The Omicron variant of the coronavirus (COVID-19) is spreading across Southeast Europe where the number of new cases is rising sharply, reaching all-time highs in some countries in the last few days. The situation is worsened by to the low vaccination rate.
In Bulgaria, the authorities reported 6,766 new cases of coronavirus in 24 hours on January 6, almost reaching the peak of the previous wave of the pandemic in the autumn. A day earlier, the new cases stood at 6,252. The figures were significantly higher compared to the previous days when new cases were around or below 2,000 per day.
The country’s health ministry noted that more than 70% of all new cases were among people who have not been vaccinated against coronavirus.
Despite the surging numbers, so far the authorities do not intend to tighten restrictions within the country and are trying to persuade people to vaccinate. However, the restrictions for entry in the country are being tightened as of January 7. People coming from countries that are in the red COVID-19 zone can enter Bulgaria if they have a green coronavirus certificate proving they have been fully vaccinated or recovered from the virus, as well as a negative test for coronavirus carried out within 72 hours before entry.
Meanwhile, Bulgaria’s ruling coalition has split over an initiative to introduce mandatory green coronavirus certificates for people entering parliament. On January 5, parliament’s committee decided that the document will become mandatory after voting by MPs. However, a day later, Toshko Jordanov, the head of the parliamentary group of There Are Such People (ITN) – a member of the ruling coalition – warned that his party would not back that.
In Croatia, the number of new cases posted a new record high on January 6, going beyond 9,000 in 24 hours, after passing the 8,500 mark a day earlier. The cases were particularly high in Split-Dalmatia county, followed by the capital Zagreb. One fifth of the cases are in these two areas.
Prime Minister Andrej Plenkovic has commented that most likely the Omicron strain is widespread in the country already and urged unvaccinated people to get the jab as soon as possible and for those who have been vaccinated to receive a booster dose.
So far, 63% of the adult population has received two doses, while 543,000 people have had boosters.
In Montenegro, the number of new cases has also surged. According to data from the Institute for Public Health, more than 2,800 new cases were registered on January 5 in the country of just over 620,000 people. As the country is celebrating Orthodox Christmas, it is likely that the number of registered new cases will be lower at the end of the week due to the lower number of tests.
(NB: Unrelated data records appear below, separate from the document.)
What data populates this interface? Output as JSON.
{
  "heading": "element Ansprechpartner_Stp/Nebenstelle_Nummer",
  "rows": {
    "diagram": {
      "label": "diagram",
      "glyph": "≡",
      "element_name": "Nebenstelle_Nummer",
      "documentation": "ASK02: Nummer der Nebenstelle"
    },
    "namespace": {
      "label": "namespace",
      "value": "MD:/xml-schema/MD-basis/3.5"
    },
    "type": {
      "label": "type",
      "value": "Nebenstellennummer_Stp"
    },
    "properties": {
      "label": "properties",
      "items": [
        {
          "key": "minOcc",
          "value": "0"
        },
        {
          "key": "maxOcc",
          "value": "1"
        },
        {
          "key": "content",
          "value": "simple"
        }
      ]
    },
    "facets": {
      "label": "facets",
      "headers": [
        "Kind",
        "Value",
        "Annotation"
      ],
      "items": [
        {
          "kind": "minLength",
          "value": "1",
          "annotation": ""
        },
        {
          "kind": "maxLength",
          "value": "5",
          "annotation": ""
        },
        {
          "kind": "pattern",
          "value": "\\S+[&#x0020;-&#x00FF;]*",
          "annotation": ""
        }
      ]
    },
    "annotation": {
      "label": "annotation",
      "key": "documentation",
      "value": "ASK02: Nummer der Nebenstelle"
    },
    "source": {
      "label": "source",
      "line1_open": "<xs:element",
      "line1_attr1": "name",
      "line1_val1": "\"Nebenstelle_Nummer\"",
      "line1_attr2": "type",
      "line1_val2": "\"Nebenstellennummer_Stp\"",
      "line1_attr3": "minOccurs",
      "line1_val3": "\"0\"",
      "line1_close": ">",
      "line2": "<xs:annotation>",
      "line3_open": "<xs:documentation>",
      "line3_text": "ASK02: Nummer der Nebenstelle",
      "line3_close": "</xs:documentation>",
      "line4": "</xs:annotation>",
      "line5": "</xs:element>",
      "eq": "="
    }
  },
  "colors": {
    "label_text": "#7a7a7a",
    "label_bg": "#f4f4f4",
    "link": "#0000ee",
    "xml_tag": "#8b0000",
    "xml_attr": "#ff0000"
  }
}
In an attempt to contain the spread of the virus, the government tightened the restrictions for entry in the country as of beginning of January. People can enter Montenegro if they have a certificate proving that they have been fully vaccinated with one or two doses no more than six months ago or if they have recovered from coronavirus within the past six months. They will be obliged to also present a negative test for coronavirus along with the certificate.
Albania reported a record 1,236 cases on January 5, only to surpass that level with an increase to 1,648 on January 6.
A total of 3,829 people tested positive for coronavirus in Slovenia on January 6, an increase of 124% on the same day a week ago, data from the National Institute of Public Health shows.
550 people are being treated in hospitals, 161 of them in intensive care. The youngest patient in an intensive care unit is just 21 years old. Five more people died of COVID-19 on January 5.
The National Institute of Public Health estimates that there are currently 25,752 active cases in the country. The number of confirmed cases per 100,000 population in the last 14 days is 1,213, and the average number of confirmed cases in the last seven days is 2,361, according to National Institute data.
Additional reporting from Eldar Dizdarevic in Sarajevo.